This is the archived website of SI 413 from the Fall 2012 semester. Feel free to browse around; you may also find more recent offerings at my teaching page.
This is the main part of your project, and it consists of writing a slightly-more-substantial program in your language. There is no starter code here; you have to write the program "from scratch".
You must choose one of the problems listed below for your program to solve.
Some of these problems are rather open-ended, meaning they aren't as precisely
specified as most of the assignments and labs in this class. On each language's
page, I've suggested which problems might work best for that language, but
this is only a suggestion, not a hard-and-fast demand. This means first
of all that you will need to tell me, via a
README.txt text file
included with your submission, exactly what your program does (like which
problem you are solving) and how it
works at a high level. It also means that you have some more decisions to make.
If you are at all unsure how to proceed, just ask! And keep in mind when
deciding which problem to tackle and how to make your program work that:
It is your job in this phase to convince your instructor that you have learned the most important features and quirks of your programming language. Notice that I said "your job". This is actually explicitly worked into the grading scheme (see below). So for example if your Clojure program looks exactly like a Java program, and doesn't take advantage of or show off any of the aspects of Clojure itself, you will not receive a very high grade. If you choose a simple problem for Ruby, and therefore solve it in a 30-line program that anyone could write, your grade will reflect this lack of demonstrated expertise. If your brainfuck program consists 90% of copied code from the internet (even if it's all properly attributed/documented),... you get the idea. Again, this is not meant to be stressful but rather freeing - there is little chance of you missing some "stupid little detail" and being highly penalized for it. Again, if you're unsure or anxious, ask!
I recommend you start by looking at the list of suggested problems listed on your language's page: Brainfuck, Piet, Smalltalk, Objective C, Erlang, go, Prolog, Haskell, emacs Lisp, Clojure, bash, Ruby, BASIC . Then come back here and look at the descriptions of those problems, keeping in mind the grading scheme below.
GOOD LUCK AND HAVE FUN!
Phase 2 counts as 50% of your total project grade. Remember that it is your responsibility to choose a problem and a way of solving that problem that shows off your mad skills in the language. Here's a break-down of how your grade will be computed:
README.txtfile. Note: it will be very bad for you if, say, it doesn't compile!
Remember, these are open ended so you can add or subtract aspects of the problem if that is more appropriate for your language. But if you do that, you should definitely run it by your instructor first! My suggestions of which problems might be best are listed on your language's page, so start there.
makeYou definitely don't need to include all the features of the "real"
make, but you should also add some new features. For example, if your language supports concurrency, you could have the program keep running in the background forever, automatically re-making any target whenever any of its prerequisites is changed. That would be neat-o!

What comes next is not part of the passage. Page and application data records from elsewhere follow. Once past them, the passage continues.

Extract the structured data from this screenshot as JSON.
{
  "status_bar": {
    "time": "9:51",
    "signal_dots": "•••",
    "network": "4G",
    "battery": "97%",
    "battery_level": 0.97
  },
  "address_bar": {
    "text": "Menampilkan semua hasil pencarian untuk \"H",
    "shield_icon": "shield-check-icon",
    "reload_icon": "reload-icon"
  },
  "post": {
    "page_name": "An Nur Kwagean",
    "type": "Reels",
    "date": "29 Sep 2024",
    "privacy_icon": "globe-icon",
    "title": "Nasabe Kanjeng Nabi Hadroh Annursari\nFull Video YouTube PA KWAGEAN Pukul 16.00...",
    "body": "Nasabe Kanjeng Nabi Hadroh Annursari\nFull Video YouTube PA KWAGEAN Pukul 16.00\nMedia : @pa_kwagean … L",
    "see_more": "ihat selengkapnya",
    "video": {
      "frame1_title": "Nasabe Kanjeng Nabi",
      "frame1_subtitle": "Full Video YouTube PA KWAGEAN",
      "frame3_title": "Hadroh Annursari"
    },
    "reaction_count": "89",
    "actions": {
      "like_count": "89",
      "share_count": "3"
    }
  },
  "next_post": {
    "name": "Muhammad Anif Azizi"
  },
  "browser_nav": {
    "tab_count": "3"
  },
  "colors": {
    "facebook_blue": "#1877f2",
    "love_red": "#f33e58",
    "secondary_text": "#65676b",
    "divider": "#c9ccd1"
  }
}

README.txtfile. Importantly, when the game exits, the computations should halt immediately.
4x89x + 32xx7 ------- 7x150and you have to figure out a possible setting for all of the "x" digits that makes the math work out correctly. (Notice that each "x" can be a different digit!) Write a program to solve this problem, by taking the three numbers as input (with x's in them), and the choice of operation (+, -, or *). There may be many solutions to a single problem; you decide whether your program will just produce one of them, or all of them, or give you one and ask if you want to see more, etc. This isn't grade school so your program should be able to handle some big numbers!

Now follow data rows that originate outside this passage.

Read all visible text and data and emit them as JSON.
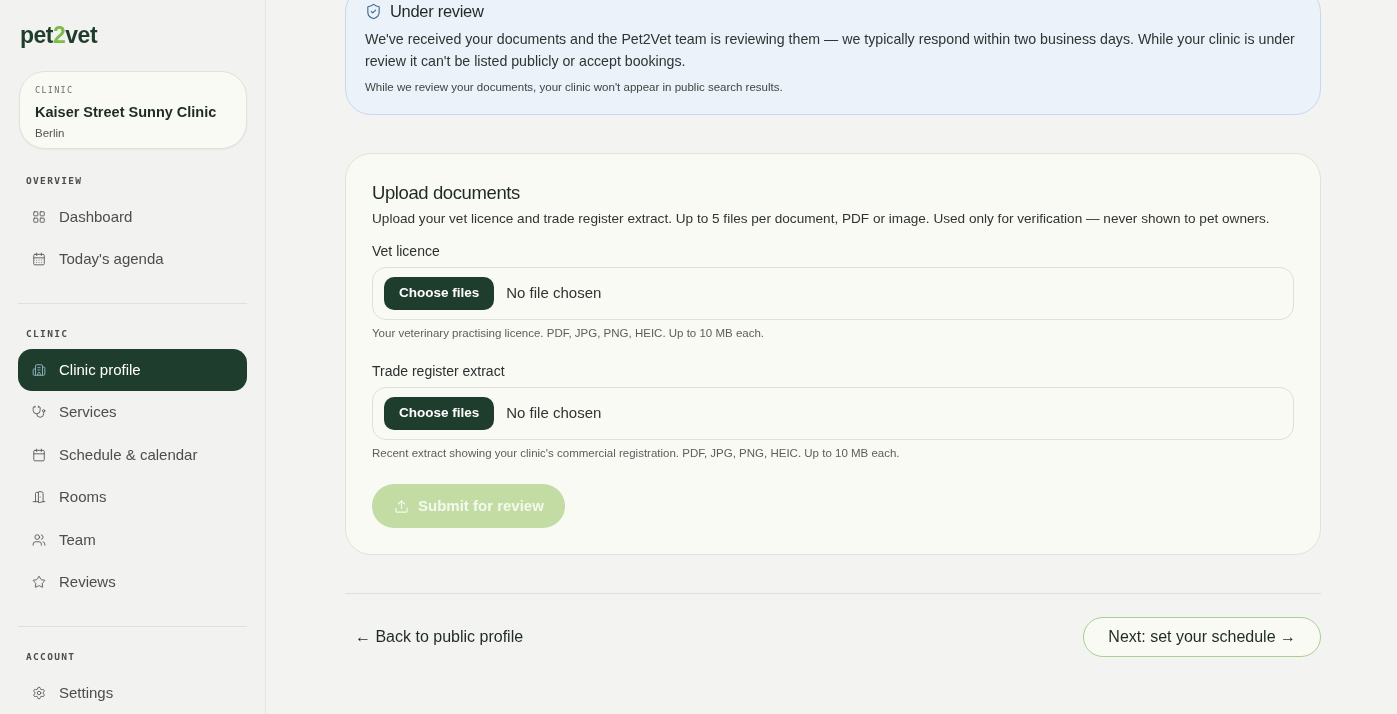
{
  "sidebar": {
    "logo": [
      {
        "text": "pet",
        "accent": false
      },
      {
        "text": "2",
        "accent": true
      },
      {
        "text": "vet",
        "accent": false
      }
    ],
    "clinic_card": {
      "label": "CLINIC",
      "name": "Kaiser Street Sunny Clinic",
      "city": "Berlin"
    },
    "sections": [
      {
        "heading": "OVERVIEW",
        "items": [
          {
            "label": "Dashboard",
            "selected": false
          },
          {
            "label": "Today's agenda",
            "selected": false
          }
        ]
      },
      {
        "heading": "CLINIC",
        "items": [
          {
            "label": "Clinic profile",
            "selected": true
          },
          {
            "label": "Services",
            "selected": false
          },
          {
            "label": "Schedule & calendar",
            "selected": false
          },
          {
            "label": "Rooms",
            "selected": false
          },
          {
            "label": "Team",
            "selected": false
          },
          {
            "label": "Reviews",
            "selected": false
          }
        ]
      },
      {
        "heading": "ACCOUNT",
        "items": [
          {
            "label": "Settings",
            "selected": false
          }
        ]
      }
    ]
  },
  "review_notice": {
    "title": "Under review",
    "body": "We've received your documents and the Pet2Vet team is reviewing them — we typically respond within two business days. While your clinic is under review it can't be listed publicly or accept bookings.",
    "note": "While we review your documents, your clinic won't appear in public search results."
  },
  "upload": {
    "title": "Upload documents",
    "description": "Upload your vet licence and trade register extract. Up to 5 files per document, PDF or image. Used only for verification — never shown to pet owners.",
    "fields": [
      {
        "label": "Vet licence",
        "button": "Choose files",
        "status": "No file chosen",
        "hint": "Your veterinary practising licence. PDF, JPG, PNG, HEIC. Up to 10 MB each."
      },
      {
        "label": "Trade register extract",
        "button": "Choose files",
        "status": "No file chosen",
        "hint": "Recent extract showing your clinic's commercial registration. PDF, JPG, PNG, HEIC. Up to 10 MB each."
      }
    ],
    "submit": {
      "label": "Submit for review",
      "disabled": true
    }
  },
  "footer": {
    "back": "← Back to public profile",
    "next": "Next: set your schedule →"
  }
}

Unless otherwise indicated, I will compile/run your program the same was
as I did in Phase 1 of the project, as specified on your language's page.

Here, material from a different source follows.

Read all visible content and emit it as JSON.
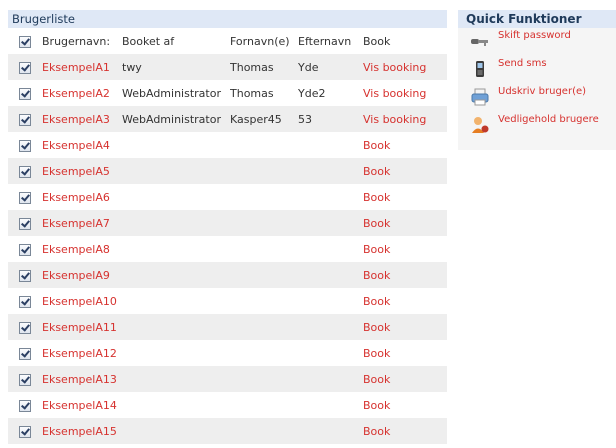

You should submit all the code, as well as a
file describing what problem you solved and how, using the normal
submit program that we use in labs, as
"413 proj 02". Be sure to check the list of files that actually get
submitted in case there are any missing. And as always, submit early and